USDA/Agricultural Research Service. "Analyzing the sheep genome for parasite resistance." ScienceDaily. www.sciencedaily.com/releases/2011/10/111018131347.htm (accessed November 28, 2014).

Share This


More From ScienceDaily



More Plants & Animals News

Friday, November 28, 2014

Featured Research

from universities, journals, and other organizations


Featured Videos

from AP, Reuters, AFP, and other news services

New Dinosaur Species Found in Museum Collection

New Dinosaur Species Found in Museum Collection

Reuters - Innovations Video Online (Nov. 27, 2014) A British palaeontologist has discovered a new species of dinosaur while studying fossils in a Canadian museum. Pentaceratops aquilonius was related to Triceratops and lived at the end of the Cretaceous Period, around 75 million years ago. Jim Drury has more. Video provided by Reuters
Powered by NewsLook.com
Classic Hollywood Memorabilia Goes Under the Hammer

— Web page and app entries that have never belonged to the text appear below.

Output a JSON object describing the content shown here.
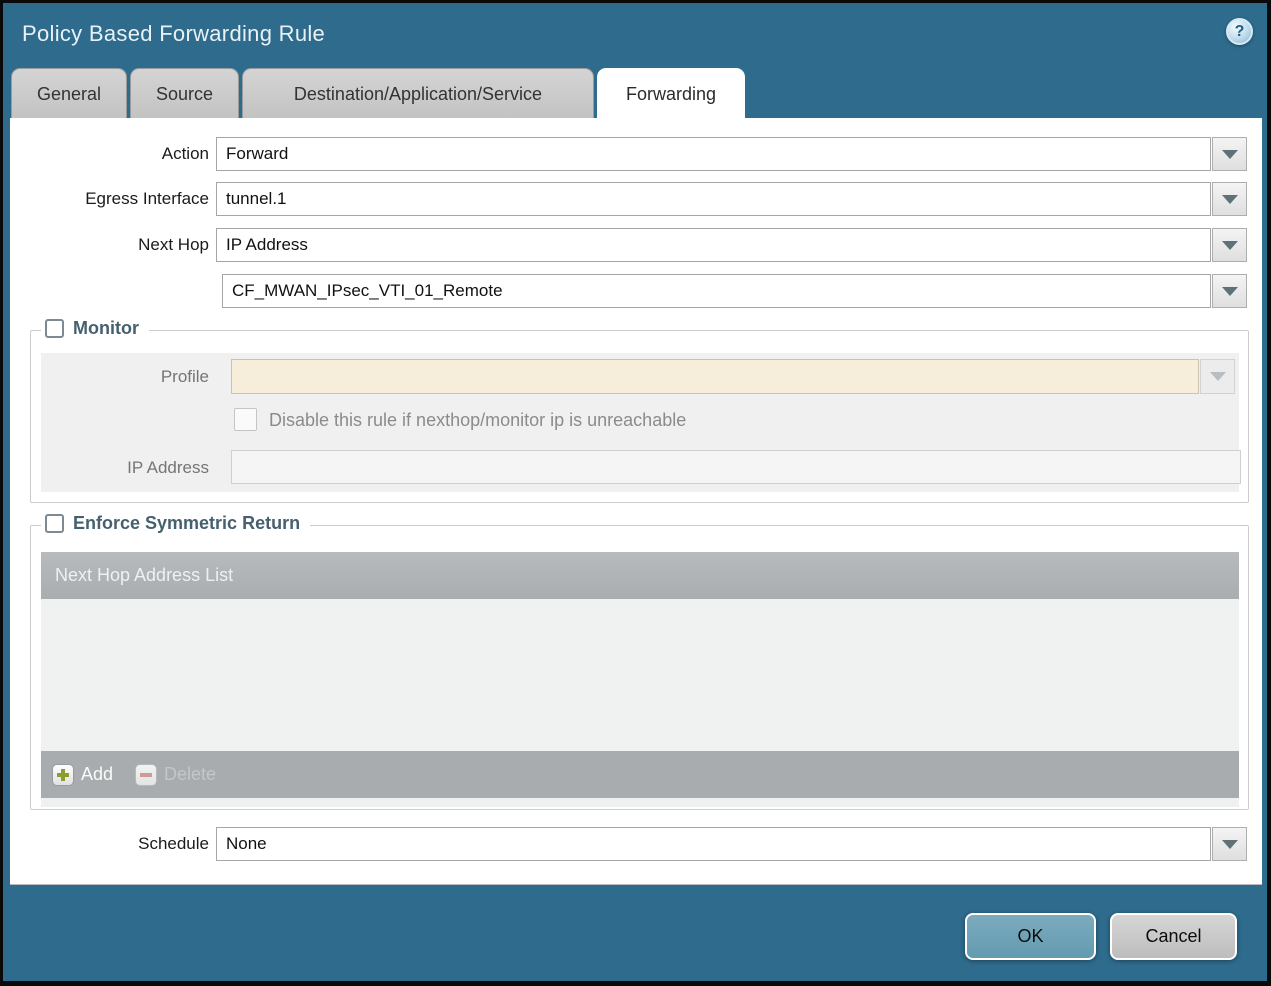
{
  "dialog": {
    "title": "Policy Based Forwarding Rule",
    "help_glyph": "?"
  },
  "tabs": [
    {
      "label": "General",
      "active": false
    },
    {
      "label": "Source",
      "active": false
    },
    {
      "label": "Destination/Application/Service",
      "active": false
    },
    {
      "label": "Forwarding",
      "active": true
    }
  ],
  "fields": {
    "action": {
      "label": "Action",
      "value": "Forward"
    },
    "egress_interface": {
      "label": "Egress Interface",
      "value": "tunnel.1"
    },
    "next_hop": {
      "label": "Next Hop",
      "value": "IP Address"
    },
    "next_hop_address": {
      "value": "CF_MWAN_IPsec_VTI_01_Remote"
    },
    "schedule": {
      "label": "Schedule",
      "value": "None"
    }
  },
  "monitor": {
    "legend": "Monitor",
    "checked": false,
    "profile": {
      "label": "Profile",
      "value": ""
    },
    "disable_rule": {
      "label": "Disable this rule if nexthop/monitor ip is unreachable",
      "checked": false
    },
    "ip_address": {
      "label": "IP Address",
      "value": ""
    }
  },
  "enforce_symmetric_return": {
    "legend": "Enforce Symmetric Return",
    "checked": false,
    "table": {
      "header": "Next Hop Address List",
      "rows": []
    },
    "toolbar": {
      "add_label": "Add",
      "delete_label": "Delete",
      "delete_enabled": false
    }
  },
  "footer": {
    "ok_label": "OK",
    "cancel_label": "Cancel"
  },
  "colors": {
    "frame_teal": "#2e6b8c",
    "inactive_tab": "#c9c9c9",
    "disabled_profile_bg": "#f6eedb",
    "table_header_bg": "#aeb2b5",
    "ok_button_bg": "#6fa3b6",
    "cancel_button_bg": "#c9c9c9",
    "add_icon_green": "#8d9b31",
    "delete_icon_red": "#d09a9a",
    "legend_text": "#46606f"
  }
}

Classic Hollywood Memorabilia Goes Under the Hammer

Reuters - Entertainment Video Online (Nov. 26, 2014) The iconic piano from "Casablanca" and the Cowardly Lion suit from "The Wizard of Oz" fetch millions at auction. Sara Hemrajani reports. Video provided by Reuters
Powered by NewsLook.com
Pet Dogs to Be Used in Anti-Ageing Trial

Pet Dogs to Be Used in Anti-Ageing Trial

Reuters - Innovations Video Online (Nov. 26, 2014) Researchers in the United States are preparing to discover whether a drug commonly used in human organ transplants can extend the lifespan and health quality of pet dogs. Video provided by Reuters
Powered by NewsLook.com
From Popcorn To Vending Snacks: FDA Ups Calorie Count Rules

From Popcorn To Vending Snacks: FDA Ups Calorie Count Rules

Newsy (Nov. 25, 2014) The US FDA is announcing new calorie rules on Tuesday that will require everywhere from theaters to vending machines to include calorie counts. Video provided by Newsy
Powered by NewsLook.com

Search ScienceDaily

Number of stories in archives: 140,361

Find with keyword(s):
Enter a keyword or phrase to search ScienceDaily for related topics and research stories.

Save/Print:
Share:

Breaking News:

Strange & Offbeat Stories


Plants & Animals

Earth & Climate

Fossils & Ruins

In Other News

... from NewsDaily.com

Science News

Health News

Environment News

Technology News



Save/Print:
Share:

Free Subscriptions


Get the latest science news with ScienceDaily's free email newsletters, updated daily and weekly. Or view hourly updated newsfeeds in your RSS reader:

Get Social & Mobile


Keep up to date with the latest news from ScienceDaily via social networks and mobile apps:

Have Feedback?


Tell us what you think of ScienceDaily -- we welcome both positive and negative comments. Have any problems using the site? Questions?
Mobile: iPhone Android Web
Follow: Facebook Twitter Google+
Subscribe: RSS Feeds Email Newsletters
Latest Headlines Health & Medicine Mind & Brain Space & Time Matter & Energy Computers & Math Plants & Animals Earth & Climate Fossils & Ruins